This week’s all about the guys, at least at the nation’s box office. Yes, it’s a testosterone-laden mix of action, comedy and drama as the world waits for next week’s appearance by a particular wizard.
The biggest release this week is Jack the Giant Slayer. In this melding of the classic fairytales “Jack and the Beanstalk” and “Jack the Giant Killer,” Jack (Nicholas Hoult) accidentally links the kingdom of Cloister to a world filled with giants through the use of magical beans, and in the process sends Isabelle (Eleanor Tomlinson), the kingdom’s princess, into the land of the giants. Jack must fight the giants to save himself, the princess, and the kingdom.
Jack the Giant Slayer is the latest in a slew of fairytale adaptations to hit screens in the last few years.With a few exceptions, most of these films have bombed, and considering the quality of most of the films, there are ample explanations for these failures. While it’s not positioned to do well, Jack the Giant Slayerdeserves a fighting chance. While there’s some inherent darkness to the story presented here, Jackmaintains more focus on the adventure and romantic aspects, and there’s a definite joy to the proceedings that’s been lacking in many of the fairytale adaptations of late. The inclusion of 3D works well here, too, thanks to the decision by director Bryan Singer (X-Men, Superman Returns) to avoid the typical post-production 3D process and shoot the film in 3D instead.
Jack is also blessed with a ridiculously talented cast, led here by Nicholas Hoult. Jack marks Hoult’s second lead appearance this year, following Warm Bodies, and between the two performances, he’s providing proof that he may very well be the Next Big Thing in Hollywood. The supporting cast includes excellent performances by Ewan McGregor and Ian McShane, and it also provides a genuinely delightful madcap performance from Stanley Tucci. While the film is being marketed to families, audiences of all ages should at least get some enjoyment out of the film.
On the other hand, if you’re looking for a film that will (likely) not include children in the audience, 21 & Over may be the way to go, depending on how you like your comedy. The story finds buddies Miller and Casey reuniting with friend Jeff Chang, with the intention of taking Jeff out for a drink the night of his 21st birthday. What ensues is a crazed evening of debauchery and madness. Go figure.

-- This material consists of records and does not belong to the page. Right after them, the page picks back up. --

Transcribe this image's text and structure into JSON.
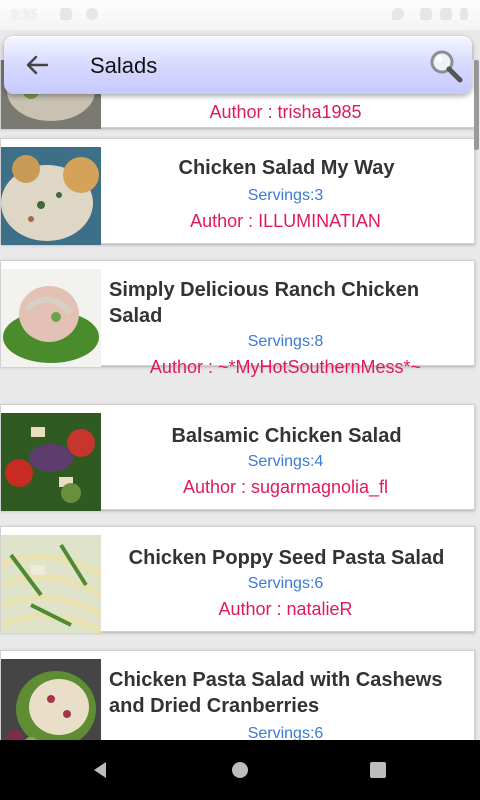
{
  "status_bar": {
    "time": "3:35"
  },
  "app_bar": {
    "title": "Salads",
    "back_icon": "arrow-left-icon",
    "search_icon": "magnifier-icon"
  },
  "recipes": [
    {
      "name": "",
      "servings": "",
      "author": "Author : trisha1985"
    },
    {
      "name": "Chicken Salad My Way",
      "servings": "Servings:3",
      "author": "Author : ILLUMINATIAN"
    },
    {
      "name": "Simply Delicious Ranch Chicken Salad",
      "servings": "Servings:8",
      "author": "Author : ~*MyHotSouthernMess*~"
    },
    {
      "name": "Balsamic Chicken Salad",
      "servings": "Servings:4",
      "author": "Author : sugarmagnolia_fl"
    },
    {
      "name": "Chicken Poppy Seed Pasta Salad",
      "servings": "Servings:6",
      "author": "Author : natalieR"
    },
    {
      "name": "Chicken Pasta Salad with Cashews and Dried Cranberries",
      "servings": "Servings:6",
      "author": ""
    }
  ],
  "colors": {
    "servings": "#3a7bd5",
    "author": "#e0195f",
    "title_text": "#333333"
  },
  "nav_bar": {
    "back": "triangle-back-icon",
    "home": "circle-home-icon",
    "recents": "square-recents-icon"
  }
}
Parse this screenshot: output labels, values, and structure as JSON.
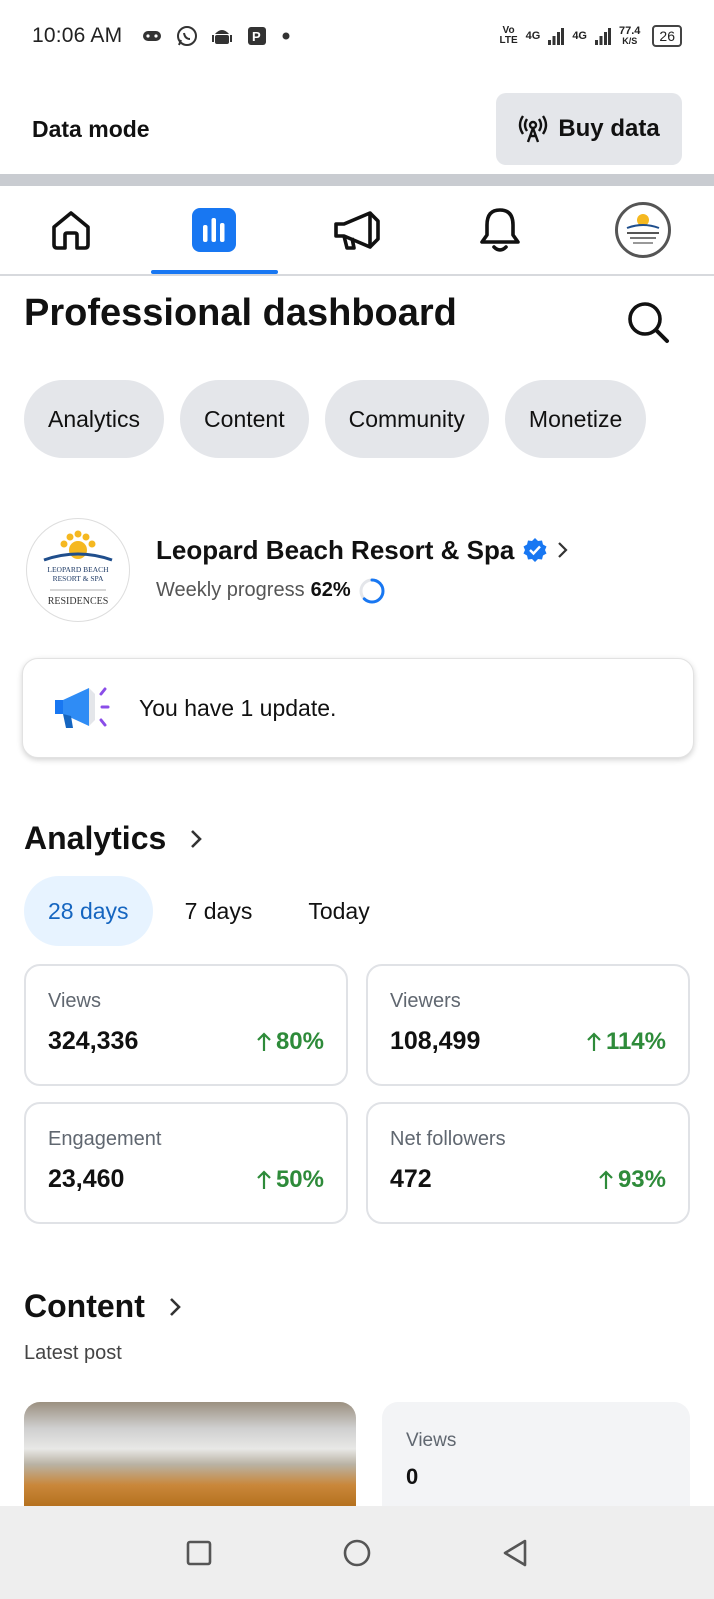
{
  "status_bar": {
    "time": "10:06 AM",
    "net_top": "Vo",
    "net_bottom": "LTE",
    "sig1_label": "4G",
    "sig2_label": "4G",
    "speed_value": "77.4",
    "speed_unit": "K/S",
    "battery": "26"
  },
  "data_mode": {
    "label": "Data mode",
    "buy_label": "Buy data"
  },
  "nav": {
    "active": "analytics",
    "items": [
      "home",
      "analytics",
      "ads",
      "notifications",
      "profile"
    ]
  },
  "header": {
    "title": "Professional dashboard"
  },
  "chips": [
    "Analytics",
    "Content",
    "Community",
    "Monetize"
  ],
  "profile": {
    "name": "Leopard Beach Resort & Spa",
    "progress_label": "Weekly progress",
    "progress_value": "62%",
    "progress_fraction": 0.62,
    "logo_line1": "LEOPARD BEACH",
    "logo_line2": "RESORT & SPA",
    "logo_line3": "RESIDENCES"
  },
  "update": {
    "text": "You have 1 update."
  },
  "analytics": {
    "title": "Analytics",
    "ranges": [
      "28 days",
      "7 days",
      "Today"
    ],
    "active_range": "28 days",
    "stats": [
      {
        "label": "Views",
        "value": "324,336",
        "change": "80%"
      },
      {
        "label": "Viewers",
        "value": "108,499",
        "change": "114%"
      },
      {
        "label": "Engagement",
        "value": "23,460",
        "change": "50%"
      },
      {
        "label": "Net followers",
        "value": "472",
        "change": "93%"
      }
    ]
  },
  "content": {
    "title": "Content",
    "latest_label": "Latest post",
    "post_views_label": "Views",
    "post_views_value": "0"
  },
  "colors": {
    "accent": "#1877f2",
    "positive": "#2e8b3a",
    "chip_bg": "#e4e6ea"
  }
}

Fans of The Hangover might find 21 & Over a bit familiar, and they should—Jon Lucas and Scott Moore, the writers of The Hangover, make their directorial debut here. 21 & Over is essentially a slightly toned down version of The Hangover—the hardest thing consumed in the film is alcohol, and the action takes place on a college campus instead of Las Vegas. There is a perk here, though: ample male nudity from all three of the main stars. If there’s one redeeming factor about watching 21 & Over, it’s seeing Skylar Astin (Pitch Perfect) naked.
Finally, new film distributor RCR releases their first theatrical film this week with Phantom. Set in the late 1960s, and loosely based on a true story (more on that in a moment), Phantom follows Demi (Ed Harris), a Soviet Navy captain given one last, mysterious task involving an old submarine. The presence of KGB officers, who have their own mission, threatens to bring the world to the brink of World War III.
Where to begin… You know there’s a problem with your film when a cast that includes remarkable character actors like Ed Harris and William Fichtner can’t make your film watchable. Phantom is a tedious film with a production quality that belongs on cable TV at 3 a.m., not on 2,000+ screens across the country. For a film set in the 1960s Soviet Union, even if it’s largely aboard a submarine, having all of your actors speak with definite American accents is a horrible, horrible decision. I won’t get into the ending here, in case anyone reading this actually decides to watch the film, but I will say this: acknowledging after the final scene that the events surrounding the main part of your story are largely unknown, and that the film is basically pure speculation, means that your film really should avoid the whole “based on an historical moment” angle in promotional materials. As previously mentioned, this is RCR’s first theatrical release, and if the rest of their works in production are on this level of poorly-composed messiness, the upstart should reevaluate their future plans.